Provided records START

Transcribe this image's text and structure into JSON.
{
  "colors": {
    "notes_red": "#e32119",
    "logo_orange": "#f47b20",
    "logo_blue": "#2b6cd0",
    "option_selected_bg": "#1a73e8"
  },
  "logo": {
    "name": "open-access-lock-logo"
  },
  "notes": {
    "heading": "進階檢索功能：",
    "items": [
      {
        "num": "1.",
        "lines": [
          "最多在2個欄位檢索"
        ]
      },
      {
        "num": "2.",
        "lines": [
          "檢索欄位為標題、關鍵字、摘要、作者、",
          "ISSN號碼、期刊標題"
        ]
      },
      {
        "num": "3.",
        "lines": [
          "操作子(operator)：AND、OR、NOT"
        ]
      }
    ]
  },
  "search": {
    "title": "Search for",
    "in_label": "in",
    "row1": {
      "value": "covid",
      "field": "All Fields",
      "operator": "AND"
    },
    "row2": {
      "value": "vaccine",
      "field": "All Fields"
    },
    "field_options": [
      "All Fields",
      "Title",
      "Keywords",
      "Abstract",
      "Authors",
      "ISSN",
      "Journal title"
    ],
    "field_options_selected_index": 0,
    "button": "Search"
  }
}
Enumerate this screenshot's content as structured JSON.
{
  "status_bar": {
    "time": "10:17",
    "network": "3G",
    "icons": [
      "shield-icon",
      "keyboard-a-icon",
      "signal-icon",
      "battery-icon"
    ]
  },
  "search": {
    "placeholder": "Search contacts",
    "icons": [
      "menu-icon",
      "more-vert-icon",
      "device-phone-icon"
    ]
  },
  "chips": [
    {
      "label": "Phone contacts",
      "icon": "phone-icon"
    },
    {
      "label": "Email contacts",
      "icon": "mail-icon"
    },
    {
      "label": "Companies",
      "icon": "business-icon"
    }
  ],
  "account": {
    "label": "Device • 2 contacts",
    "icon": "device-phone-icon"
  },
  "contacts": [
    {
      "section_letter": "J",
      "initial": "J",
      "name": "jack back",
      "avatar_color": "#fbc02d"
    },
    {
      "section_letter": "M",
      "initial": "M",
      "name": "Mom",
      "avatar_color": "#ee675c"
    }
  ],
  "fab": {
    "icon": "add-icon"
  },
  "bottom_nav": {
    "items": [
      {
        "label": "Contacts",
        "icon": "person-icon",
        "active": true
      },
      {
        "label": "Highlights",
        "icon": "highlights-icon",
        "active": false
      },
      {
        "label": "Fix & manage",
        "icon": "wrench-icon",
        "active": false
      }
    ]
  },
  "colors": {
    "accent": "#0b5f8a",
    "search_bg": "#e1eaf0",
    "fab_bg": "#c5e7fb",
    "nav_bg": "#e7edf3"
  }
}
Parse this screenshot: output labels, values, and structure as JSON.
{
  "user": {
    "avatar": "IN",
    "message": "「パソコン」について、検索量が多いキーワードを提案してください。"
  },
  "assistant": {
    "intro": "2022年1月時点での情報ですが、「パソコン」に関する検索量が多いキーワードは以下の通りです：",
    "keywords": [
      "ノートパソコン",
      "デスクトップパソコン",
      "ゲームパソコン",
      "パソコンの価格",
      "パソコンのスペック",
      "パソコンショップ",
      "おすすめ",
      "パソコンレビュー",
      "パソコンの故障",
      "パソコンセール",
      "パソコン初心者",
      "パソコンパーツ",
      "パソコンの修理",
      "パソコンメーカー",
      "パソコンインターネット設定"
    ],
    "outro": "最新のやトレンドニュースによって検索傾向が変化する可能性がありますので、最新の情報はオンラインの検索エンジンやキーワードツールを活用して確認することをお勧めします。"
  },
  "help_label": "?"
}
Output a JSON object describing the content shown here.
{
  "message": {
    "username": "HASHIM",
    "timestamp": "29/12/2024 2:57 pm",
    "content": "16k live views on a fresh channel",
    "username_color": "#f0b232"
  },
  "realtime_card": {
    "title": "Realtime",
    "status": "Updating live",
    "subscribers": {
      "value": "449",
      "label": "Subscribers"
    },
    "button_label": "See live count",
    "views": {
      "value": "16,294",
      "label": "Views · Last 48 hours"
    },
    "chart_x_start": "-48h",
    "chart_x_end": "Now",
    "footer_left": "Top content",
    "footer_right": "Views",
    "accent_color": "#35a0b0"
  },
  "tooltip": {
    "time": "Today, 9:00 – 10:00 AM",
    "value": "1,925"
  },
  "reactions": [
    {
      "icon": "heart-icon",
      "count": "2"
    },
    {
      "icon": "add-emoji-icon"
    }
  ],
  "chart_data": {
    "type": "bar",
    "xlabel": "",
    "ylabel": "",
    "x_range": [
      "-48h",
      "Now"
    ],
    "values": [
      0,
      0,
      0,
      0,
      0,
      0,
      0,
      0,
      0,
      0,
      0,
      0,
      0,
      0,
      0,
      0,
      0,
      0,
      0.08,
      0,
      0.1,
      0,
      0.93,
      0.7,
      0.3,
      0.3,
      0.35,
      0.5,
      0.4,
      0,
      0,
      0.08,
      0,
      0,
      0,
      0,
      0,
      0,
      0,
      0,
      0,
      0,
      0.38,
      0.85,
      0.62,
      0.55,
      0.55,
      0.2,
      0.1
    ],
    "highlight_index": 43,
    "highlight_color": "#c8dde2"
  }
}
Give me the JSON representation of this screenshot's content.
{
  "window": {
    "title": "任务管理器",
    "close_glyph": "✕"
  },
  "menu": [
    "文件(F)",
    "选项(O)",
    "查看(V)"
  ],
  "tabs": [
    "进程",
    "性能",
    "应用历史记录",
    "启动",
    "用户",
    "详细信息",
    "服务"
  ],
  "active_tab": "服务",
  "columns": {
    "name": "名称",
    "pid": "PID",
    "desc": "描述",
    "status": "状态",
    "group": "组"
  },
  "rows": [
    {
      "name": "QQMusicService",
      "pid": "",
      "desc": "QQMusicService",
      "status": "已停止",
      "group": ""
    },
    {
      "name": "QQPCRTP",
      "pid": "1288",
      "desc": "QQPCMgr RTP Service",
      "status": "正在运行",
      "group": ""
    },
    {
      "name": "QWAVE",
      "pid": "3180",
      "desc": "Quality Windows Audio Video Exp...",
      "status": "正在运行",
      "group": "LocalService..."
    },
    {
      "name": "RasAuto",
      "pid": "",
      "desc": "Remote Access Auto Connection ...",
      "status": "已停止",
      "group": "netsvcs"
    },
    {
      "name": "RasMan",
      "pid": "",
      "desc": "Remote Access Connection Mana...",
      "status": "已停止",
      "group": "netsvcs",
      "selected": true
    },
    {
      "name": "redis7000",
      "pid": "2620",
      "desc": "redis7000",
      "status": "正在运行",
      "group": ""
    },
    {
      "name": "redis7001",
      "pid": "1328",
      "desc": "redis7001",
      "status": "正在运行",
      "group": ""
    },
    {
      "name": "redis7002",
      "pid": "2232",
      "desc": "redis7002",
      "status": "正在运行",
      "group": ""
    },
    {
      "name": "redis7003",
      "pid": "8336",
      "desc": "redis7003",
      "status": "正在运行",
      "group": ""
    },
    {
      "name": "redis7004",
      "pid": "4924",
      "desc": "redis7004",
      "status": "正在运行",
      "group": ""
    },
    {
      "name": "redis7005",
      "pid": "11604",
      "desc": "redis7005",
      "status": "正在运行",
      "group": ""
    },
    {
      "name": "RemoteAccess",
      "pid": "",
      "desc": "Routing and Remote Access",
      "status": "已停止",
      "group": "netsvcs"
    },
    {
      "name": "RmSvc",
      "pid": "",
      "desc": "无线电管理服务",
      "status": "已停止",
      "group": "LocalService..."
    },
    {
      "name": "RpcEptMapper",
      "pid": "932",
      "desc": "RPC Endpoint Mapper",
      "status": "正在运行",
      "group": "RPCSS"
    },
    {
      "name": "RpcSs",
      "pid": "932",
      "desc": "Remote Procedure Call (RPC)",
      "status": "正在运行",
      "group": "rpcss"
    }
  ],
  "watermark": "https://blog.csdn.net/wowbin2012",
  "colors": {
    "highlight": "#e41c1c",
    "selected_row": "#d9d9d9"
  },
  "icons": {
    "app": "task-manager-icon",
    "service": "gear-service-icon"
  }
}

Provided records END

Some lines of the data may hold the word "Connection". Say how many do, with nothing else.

--- Solution for this exercise ---
2